Not long after 5-year-old Kade Maresh and his 3-year-old sister, Kallan, visited a petting zoo in Minnesota in early July, they began vomiting and had nonstop diarrhea.
After several emergency room visits, they were rushed by ambulance to the University of Minnesota's children's hospital, where they fought for their lives, reports the Star Tribune. It was determined they'd contracted an especially dangerous strain of the E. coli bacterium, which led to hemolytic uremic syndrome (HUS) after shiga toxins targeted tiny blood vessels and hampered their bodies' ability to transfer oxygen in red blood cells. Kallan, who would have turned 4 next month, soon died of multi-organ system failure, and her brother remains in critical condition, struggling to survive.
Most kids exposed to this strain of E. coli get better, but 10% to 15% don't, even after seeking medical care, reports CBS Minnesota. “It's very serious—potentially fatal,” a kidney specialist says. “It can happen anywhere.
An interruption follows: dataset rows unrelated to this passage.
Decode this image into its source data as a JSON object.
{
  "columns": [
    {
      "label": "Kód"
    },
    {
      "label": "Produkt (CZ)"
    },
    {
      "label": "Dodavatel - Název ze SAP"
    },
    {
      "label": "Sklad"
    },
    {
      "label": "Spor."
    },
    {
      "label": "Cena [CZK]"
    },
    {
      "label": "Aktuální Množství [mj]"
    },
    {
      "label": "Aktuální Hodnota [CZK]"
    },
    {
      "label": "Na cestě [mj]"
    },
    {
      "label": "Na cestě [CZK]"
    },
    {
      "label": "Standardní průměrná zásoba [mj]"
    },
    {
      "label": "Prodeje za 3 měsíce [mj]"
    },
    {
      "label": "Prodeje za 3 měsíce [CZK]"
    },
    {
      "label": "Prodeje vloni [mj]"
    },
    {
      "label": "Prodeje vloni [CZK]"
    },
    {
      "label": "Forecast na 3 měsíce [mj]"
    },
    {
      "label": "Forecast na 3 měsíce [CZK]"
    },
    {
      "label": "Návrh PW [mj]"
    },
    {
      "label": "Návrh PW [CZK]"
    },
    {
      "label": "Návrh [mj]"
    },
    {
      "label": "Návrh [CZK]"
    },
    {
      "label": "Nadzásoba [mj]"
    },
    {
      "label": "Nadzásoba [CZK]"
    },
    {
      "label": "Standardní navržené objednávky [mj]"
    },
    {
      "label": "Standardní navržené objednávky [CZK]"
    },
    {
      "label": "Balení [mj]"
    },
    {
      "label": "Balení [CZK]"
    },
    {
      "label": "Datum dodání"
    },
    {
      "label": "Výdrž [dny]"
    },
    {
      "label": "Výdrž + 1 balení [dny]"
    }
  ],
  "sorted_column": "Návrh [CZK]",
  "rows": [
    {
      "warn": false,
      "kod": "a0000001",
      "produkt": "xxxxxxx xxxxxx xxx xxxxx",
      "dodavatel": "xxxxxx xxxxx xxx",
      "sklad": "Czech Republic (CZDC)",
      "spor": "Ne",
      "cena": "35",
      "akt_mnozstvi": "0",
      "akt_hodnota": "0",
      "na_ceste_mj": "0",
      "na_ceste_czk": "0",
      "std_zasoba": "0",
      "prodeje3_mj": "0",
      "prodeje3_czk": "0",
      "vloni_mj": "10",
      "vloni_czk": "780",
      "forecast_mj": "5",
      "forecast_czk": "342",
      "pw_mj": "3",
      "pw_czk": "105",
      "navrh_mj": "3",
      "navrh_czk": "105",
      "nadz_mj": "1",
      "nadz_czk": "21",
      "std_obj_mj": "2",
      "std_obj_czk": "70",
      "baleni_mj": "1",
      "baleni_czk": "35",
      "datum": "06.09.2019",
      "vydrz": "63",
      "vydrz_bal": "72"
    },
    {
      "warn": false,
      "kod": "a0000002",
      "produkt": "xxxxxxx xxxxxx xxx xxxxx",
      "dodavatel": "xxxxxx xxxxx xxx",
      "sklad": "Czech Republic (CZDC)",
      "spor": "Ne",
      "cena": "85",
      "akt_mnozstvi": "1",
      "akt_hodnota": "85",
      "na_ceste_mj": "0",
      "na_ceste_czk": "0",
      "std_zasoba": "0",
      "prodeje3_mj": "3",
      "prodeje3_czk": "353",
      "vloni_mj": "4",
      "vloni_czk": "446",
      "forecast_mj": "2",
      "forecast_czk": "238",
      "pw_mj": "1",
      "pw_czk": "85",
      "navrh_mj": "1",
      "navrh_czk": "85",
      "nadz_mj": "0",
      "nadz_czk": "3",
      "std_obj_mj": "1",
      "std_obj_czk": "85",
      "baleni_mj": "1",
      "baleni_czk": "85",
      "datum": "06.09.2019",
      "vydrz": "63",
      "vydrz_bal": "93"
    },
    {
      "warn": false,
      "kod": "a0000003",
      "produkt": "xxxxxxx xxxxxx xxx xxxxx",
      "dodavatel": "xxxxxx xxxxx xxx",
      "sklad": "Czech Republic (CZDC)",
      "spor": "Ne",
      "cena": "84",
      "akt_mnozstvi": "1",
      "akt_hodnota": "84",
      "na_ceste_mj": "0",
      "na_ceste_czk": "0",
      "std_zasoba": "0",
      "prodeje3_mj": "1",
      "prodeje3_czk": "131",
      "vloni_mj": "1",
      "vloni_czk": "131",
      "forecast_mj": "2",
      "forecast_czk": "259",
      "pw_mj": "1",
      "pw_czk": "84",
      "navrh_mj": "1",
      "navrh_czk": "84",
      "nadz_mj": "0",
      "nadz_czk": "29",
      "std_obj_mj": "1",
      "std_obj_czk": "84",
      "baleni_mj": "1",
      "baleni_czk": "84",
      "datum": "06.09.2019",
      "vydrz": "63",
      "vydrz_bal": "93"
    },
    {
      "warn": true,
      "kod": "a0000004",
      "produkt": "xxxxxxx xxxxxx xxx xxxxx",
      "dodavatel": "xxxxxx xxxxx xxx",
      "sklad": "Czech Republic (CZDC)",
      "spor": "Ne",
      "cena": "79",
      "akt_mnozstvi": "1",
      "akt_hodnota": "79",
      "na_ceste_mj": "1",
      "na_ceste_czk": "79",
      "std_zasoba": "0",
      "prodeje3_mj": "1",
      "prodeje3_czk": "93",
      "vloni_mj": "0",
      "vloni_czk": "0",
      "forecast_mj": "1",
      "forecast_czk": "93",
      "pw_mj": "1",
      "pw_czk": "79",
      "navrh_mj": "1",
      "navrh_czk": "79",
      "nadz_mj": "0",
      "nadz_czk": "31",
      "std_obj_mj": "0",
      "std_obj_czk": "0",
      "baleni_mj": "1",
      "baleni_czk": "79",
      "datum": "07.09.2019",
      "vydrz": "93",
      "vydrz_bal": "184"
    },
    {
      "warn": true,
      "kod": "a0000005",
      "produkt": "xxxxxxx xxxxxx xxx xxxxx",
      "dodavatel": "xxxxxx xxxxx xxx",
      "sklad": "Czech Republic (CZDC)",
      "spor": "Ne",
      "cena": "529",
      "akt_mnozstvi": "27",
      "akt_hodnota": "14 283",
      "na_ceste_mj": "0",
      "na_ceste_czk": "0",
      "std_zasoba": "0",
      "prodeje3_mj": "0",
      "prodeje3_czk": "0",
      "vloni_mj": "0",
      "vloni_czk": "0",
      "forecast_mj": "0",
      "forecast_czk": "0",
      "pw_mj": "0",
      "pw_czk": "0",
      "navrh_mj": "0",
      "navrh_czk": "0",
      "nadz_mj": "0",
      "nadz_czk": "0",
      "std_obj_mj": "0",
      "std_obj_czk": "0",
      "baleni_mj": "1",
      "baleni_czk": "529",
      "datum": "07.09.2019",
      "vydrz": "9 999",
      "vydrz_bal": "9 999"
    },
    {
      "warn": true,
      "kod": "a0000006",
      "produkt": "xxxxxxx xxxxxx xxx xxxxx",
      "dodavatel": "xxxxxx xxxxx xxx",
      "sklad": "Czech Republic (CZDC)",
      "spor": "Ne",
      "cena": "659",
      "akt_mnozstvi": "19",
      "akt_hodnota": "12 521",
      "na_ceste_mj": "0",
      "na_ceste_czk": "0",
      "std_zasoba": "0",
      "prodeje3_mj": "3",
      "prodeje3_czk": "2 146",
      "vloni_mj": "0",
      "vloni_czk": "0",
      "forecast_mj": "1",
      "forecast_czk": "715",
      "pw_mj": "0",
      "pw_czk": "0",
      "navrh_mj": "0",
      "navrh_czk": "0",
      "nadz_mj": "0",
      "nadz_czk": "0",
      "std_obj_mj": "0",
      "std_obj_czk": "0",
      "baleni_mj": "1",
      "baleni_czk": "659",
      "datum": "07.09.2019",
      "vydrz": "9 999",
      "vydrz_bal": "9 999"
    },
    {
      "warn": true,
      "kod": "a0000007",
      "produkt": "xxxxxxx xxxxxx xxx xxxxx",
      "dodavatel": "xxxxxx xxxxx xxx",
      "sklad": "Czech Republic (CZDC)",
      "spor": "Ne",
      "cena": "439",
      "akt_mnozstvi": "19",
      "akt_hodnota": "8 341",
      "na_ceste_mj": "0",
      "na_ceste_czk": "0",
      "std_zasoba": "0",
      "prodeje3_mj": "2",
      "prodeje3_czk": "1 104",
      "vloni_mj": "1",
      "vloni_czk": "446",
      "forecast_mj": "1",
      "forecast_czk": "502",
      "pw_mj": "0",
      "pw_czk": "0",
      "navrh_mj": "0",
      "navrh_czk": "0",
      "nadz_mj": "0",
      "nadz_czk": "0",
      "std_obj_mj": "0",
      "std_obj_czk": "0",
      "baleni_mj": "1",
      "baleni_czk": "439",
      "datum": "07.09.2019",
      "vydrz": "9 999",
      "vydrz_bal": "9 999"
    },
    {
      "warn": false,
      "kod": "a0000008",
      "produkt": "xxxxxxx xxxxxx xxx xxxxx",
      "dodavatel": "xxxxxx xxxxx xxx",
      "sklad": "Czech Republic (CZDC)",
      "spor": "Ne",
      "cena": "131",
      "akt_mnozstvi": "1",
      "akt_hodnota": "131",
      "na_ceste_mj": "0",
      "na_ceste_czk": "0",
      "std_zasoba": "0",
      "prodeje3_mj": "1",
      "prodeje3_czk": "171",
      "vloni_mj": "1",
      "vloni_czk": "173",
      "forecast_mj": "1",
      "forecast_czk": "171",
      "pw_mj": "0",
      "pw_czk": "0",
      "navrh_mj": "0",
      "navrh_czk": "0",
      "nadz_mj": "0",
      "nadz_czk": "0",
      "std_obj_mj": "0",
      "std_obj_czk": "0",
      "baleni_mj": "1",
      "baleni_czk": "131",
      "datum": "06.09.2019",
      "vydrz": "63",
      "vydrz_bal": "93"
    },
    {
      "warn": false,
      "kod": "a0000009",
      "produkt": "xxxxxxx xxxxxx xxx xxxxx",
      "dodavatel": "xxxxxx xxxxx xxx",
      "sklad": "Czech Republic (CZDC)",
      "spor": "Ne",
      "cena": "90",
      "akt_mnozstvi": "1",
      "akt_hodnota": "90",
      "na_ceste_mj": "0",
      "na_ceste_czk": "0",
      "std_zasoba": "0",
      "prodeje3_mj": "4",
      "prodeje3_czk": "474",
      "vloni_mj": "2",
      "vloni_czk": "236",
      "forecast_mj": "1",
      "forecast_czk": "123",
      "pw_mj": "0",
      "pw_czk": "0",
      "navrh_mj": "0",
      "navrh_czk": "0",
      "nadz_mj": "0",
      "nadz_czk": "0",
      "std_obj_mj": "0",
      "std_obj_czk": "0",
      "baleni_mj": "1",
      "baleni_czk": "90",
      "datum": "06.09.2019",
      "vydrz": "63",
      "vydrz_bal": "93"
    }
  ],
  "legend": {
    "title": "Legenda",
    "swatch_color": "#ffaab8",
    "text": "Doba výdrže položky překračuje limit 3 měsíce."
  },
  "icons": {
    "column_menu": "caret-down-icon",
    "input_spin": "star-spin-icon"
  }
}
It happens in the heart, happens in the brain, the gut, the liver, and the pancreas.” Authorities are still investigating to determine where the siblings contracted the bacterium, which lives on cow feces and tends to be transmitted through food or in contaminated pools or lakes. In an “abundance of precaution,” the petting zoo they visited took the animals off display. The family reports on CaringBridge that Kade has had a blood transfusion and is on dialysis. Their GoFundMe page to help with medical expenses has raised more than $63,000 as of this writing. (In spite of her E. coli illness, this woman wants more Chipotle.)